Use research (or publication) metrics when applying for a grant or promotion. Measures include citation metrics, journal quality indicators, benchmarking, altmetrics and collaboration.

4. Bibliometric indicators

Bibliometrics uses a range of statistical methods to analyse publications, author output and citation counts. Indicators can be gathered from multiple sources. The Finding metrics section lists the sources you can use to find your publications, co-authors and who is citing your work.

Bibliometric indicators include:

Number of publications 

This may include peer reviewed journal articles, reviews, conference papers, scholarly books and book chapters.

Career citation count

The number of citations an author has accrued.

Citations per paper

The average citations received per publication in a set of documents.

Percentage of publication that are cited (or uncited)

The extent to which other researchers have utilised the research output of an author (or set of documents).


A measure of the number of publications published (productivity), as well as how often they are cited. Learn how to find your h-index.

Normalised citation impact

Normalised indicators show how a paper or group of papers performs relative to averages or baselines. 

Percentage of papers in the top citation percentiles

  • Documents in the top 1% — the percentage of your papers that have been cited enough times to place them in the top 1% (when compared to papers in the same category, year, and of the same document type)
  • Documents in the top 10% — the percentage of your papers that have been cited enough times to place them in the top 10%. This is normalised for category, year, and document type
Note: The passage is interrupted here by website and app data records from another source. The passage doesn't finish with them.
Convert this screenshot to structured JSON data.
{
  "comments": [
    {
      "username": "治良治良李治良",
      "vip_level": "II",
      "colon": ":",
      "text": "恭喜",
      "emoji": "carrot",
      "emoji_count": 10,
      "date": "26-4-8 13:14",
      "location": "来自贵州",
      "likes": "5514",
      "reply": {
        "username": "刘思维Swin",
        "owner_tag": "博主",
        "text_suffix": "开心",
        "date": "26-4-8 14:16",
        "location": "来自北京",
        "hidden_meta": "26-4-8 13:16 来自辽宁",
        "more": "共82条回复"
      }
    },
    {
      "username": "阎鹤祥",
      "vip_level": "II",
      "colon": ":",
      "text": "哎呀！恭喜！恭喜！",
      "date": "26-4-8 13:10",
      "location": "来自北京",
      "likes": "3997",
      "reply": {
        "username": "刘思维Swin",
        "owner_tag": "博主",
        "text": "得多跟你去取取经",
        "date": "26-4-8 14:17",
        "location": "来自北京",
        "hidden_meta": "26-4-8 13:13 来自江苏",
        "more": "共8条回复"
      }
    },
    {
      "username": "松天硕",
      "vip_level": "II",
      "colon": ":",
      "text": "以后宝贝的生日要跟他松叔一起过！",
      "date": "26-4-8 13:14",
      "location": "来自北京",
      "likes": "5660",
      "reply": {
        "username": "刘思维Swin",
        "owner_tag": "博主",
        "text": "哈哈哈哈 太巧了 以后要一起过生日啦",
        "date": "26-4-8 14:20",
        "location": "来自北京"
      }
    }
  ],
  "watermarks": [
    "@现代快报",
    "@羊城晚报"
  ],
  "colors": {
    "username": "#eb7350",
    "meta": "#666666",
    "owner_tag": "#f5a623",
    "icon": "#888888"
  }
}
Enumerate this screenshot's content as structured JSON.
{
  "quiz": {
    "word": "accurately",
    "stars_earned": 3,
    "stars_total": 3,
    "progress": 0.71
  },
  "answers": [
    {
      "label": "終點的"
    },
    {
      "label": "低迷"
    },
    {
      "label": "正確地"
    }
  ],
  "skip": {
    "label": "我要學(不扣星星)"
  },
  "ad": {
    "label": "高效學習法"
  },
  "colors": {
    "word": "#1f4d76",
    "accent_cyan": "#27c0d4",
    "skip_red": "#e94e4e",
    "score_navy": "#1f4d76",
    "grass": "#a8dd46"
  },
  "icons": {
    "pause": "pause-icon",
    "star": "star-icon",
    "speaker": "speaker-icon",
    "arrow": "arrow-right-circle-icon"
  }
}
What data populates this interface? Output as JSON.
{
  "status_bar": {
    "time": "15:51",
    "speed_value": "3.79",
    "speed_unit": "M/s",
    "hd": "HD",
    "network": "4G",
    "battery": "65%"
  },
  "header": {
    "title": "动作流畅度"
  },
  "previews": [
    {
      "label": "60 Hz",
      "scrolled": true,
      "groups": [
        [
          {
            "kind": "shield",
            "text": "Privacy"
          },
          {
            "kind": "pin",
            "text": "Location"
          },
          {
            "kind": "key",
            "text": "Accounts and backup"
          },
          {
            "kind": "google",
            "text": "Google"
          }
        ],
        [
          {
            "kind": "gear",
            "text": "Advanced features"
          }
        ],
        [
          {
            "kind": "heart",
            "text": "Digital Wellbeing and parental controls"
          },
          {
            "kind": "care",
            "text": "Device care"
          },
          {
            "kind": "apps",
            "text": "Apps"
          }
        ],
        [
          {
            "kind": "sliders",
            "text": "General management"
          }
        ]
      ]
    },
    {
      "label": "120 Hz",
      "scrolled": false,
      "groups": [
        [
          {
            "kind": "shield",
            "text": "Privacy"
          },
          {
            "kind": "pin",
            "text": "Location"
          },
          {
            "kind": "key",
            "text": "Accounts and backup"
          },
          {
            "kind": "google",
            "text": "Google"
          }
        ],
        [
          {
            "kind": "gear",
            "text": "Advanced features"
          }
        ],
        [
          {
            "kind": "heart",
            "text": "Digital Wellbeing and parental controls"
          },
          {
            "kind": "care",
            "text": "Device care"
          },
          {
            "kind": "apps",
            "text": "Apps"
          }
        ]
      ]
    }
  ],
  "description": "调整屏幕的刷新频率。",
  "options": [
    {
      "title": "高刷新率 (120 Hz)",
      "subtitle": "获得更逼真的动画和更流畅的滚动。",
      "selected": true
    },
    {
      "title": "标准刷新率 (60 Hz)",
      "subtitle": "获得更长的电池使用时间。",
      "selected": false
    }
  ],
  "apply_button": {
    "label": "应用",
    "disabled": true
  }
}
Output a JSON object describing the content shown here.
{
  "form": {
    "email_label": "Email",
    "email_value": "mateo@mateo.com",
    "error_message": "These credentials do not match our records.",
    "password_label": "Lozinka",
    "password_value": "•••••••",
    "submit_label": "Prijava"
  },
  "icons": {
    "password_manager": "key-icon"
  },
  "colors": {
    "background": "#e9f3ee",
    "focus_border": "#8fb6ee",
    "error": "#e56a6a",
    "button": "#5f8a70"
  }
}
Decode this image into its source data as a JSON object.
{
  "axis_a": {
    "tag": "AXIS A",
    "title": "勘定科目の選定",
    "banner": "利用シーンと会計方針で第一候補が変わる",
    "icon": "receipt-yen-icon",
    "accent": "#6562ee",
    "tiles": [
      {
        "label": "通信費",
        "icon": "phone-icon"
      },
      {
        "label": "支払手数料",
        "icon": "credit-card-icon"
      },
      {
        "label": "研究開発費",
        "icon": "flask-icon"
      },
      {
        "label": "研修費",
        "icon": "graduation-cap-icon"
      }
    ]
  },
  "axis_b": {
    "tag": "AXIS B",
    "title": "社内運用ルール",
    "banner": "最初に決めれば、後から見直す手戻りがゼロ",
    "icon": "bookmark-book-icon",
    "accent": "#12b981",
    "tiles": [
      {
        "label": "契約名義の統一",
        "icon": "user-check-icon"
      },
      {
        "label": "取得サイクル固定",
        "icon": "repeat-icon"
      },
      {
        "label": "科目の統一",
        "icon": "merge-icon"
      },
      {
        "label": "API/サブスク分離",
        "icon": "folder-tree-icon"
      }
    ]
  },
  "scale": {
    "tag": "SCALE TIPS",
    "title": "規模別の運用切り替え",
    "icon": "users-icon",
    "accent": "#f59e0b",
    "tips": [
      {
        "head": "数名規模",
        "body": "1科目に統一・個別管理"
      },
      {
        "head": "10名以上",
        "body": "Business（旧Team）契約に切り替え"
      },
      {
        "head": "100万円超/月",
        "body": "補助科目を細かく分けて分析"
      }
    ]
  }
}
  • Industry — the percentage of your papers produced with co-authors from industry.
  • International — the percentage of your papers produced with international co-authors.
  • External — the percentage of your papers produced with co-authors outside your institution, such as corporate or health organisations

Percentage of documents in top journals

The amount of documents within a publication set that have been published in good quality journals. Refer to Journal quality, in the previous section, for more information.

Interpretation and good practice

The following guides provide advice and practical application tips for some of the most commonly used indicators.

Contact the Librarian team for expert advice.

Learn how to track and measure your own metrics with the Metrics for grant or promotion applications online tutorial.


  Next steps

Use metrics to provide evidence of: